It is obvious that, in order to determine whether a redemption of stock by a distribution of the assets of the corporation falls within the purview of section 201 (g), it is necessary to ascertain whether the redemption takes place at such time and in such a manner as to make it equivalent to the distribution of a taxable dividend. The Board dealt with this question in the following language: "In the case at bar there is no proof of the existence of a relation between the issuance and redemption of the preferred stock evidencing a continuing, unified plan to distribute surplus, nor can we, as respondent urges, reasonably infer its existence from the facts before us, but scrutiny of the time and manner of the redemption or cancellation (in this case, both) of the stock convinces us that they, and the resultant distribution, were essentially equivalent to a taxable dividend. The preferred stock was redeemed at a time when it was supplanted (simultaneously) by an issue of common stock in like amount. Consequently, the company's liability upon its outstanding capital stock was unchanged in amount. The manner of its redemption was by payment in cash, as was the manner of the distribution. The time of the distribution was when the substitution of stock classes occurred and when the company had a substantial amount of accumulated undivided earnings, available, so far as this record discloses, for distribution. In our opinion, this case falls fully within the provisions of section 201 (g) and the cancellation and redemption of stock and the distribution to the stockholders are precisely of the sort the Congress intended this section of the statute to control; an opinion which finds support in the committee discussions, prior to enactment, concerning the wording of the section."

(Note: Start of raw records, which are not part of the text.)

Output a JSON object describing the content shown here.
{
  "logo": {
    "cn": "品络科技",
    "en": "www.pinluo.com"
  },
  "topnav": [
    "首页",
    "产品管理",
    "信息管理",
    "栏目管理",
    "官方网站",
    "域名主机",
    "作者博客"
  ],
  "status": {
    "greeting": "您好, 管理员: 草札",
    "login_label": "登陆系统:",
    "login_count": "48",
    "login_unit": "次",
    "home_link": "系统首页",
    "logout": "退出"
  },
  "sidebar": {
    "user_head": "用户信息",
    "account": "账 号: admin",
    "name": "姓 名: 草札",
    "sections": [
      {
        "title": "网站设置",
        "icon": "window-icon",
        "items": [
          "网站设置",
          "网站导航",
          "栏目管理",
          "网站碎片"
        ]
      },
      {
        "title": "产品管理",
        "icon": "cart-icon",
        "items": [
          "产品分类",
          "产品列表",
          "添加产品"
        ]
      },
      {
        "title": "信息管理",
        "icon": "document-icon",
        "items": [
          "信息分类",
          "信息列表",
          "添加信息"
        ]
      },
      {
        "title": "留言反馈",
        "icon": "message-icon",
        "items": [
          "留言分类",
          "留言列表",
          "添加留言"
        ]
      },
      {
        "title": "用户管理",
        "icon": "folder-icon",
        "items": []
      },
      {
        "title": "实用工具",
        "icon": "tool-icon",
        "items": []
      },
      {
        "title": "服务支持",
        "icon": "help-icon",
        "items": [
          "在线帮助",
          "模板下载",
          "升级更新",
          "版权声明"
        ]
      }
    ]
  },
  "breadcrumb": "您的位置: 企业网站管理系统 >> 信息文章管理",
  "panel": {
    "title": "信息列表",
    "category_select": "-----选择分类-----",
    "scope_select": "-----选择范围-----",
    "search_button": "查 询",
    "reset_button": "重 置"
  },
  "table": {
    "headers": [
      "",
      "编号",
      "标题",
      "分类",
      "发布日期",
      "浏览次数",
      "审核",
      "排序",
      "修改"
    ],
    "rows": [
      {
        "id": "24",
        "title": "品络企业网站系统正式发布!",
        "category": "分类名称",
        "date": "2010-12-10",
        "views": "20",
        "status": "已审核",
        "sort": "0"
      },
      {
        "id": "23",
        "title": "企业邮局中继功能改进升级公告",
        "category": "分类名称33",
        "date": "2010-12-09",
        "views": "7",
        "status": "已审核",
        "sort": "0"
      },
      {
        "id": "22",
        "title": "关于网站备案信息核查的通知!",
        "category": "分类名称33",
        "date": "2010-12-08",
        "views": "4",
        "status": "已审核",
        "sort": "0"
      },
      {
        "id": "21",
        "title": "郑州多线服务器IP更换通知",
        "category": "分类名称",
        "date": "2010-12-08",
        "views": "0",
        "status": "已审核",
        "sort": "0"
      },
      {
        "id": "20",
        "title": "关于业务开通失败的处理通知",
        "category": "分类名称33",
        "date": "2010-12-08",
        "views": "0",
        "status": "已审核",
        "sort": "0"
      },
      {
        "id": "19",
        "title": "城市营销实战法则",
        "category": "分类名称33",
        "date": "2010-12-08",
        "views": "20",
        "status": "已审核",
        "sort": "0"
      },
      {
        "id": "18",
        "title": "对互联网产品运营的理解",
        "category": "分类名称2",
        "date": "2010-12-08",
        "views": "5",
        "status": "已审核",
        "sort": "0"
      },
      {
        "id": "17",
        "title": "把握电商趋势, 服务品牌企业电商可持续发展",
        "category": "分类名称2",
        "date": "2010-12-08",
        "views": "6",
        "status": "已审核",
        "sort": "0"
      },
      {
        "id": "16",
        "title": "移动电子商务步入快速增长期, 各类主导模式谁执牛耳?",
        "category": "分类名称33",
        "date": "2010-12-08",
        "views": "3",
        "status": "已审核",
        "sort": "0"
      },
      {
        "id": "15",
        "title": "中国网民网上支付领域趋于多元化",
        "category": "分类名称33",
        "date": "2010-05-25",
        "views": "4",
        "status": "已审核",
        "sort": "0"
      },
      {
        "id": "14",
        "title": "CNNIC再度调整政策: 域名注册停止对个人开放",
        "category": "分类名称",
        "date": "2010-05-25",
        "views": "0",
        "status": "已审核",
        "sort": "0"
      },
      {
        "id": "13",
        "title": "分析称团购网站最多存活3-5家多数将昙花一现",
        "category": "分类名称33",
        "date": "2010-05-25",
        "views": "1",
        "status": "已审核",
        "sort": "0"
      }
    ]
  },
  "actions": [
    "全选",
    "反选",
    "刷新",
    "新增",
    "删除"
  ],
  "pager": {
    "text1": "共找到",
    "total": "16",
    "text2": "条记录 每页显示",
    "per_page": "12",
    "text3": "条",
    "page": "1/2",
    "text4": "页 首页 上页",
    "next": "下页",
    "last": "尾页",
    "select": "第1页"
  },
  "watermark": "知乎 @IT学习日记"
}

The facts, which were stipulated, amply support this conclusion of the Board.
For the reasons stated, the decision of the Board will be affirmed.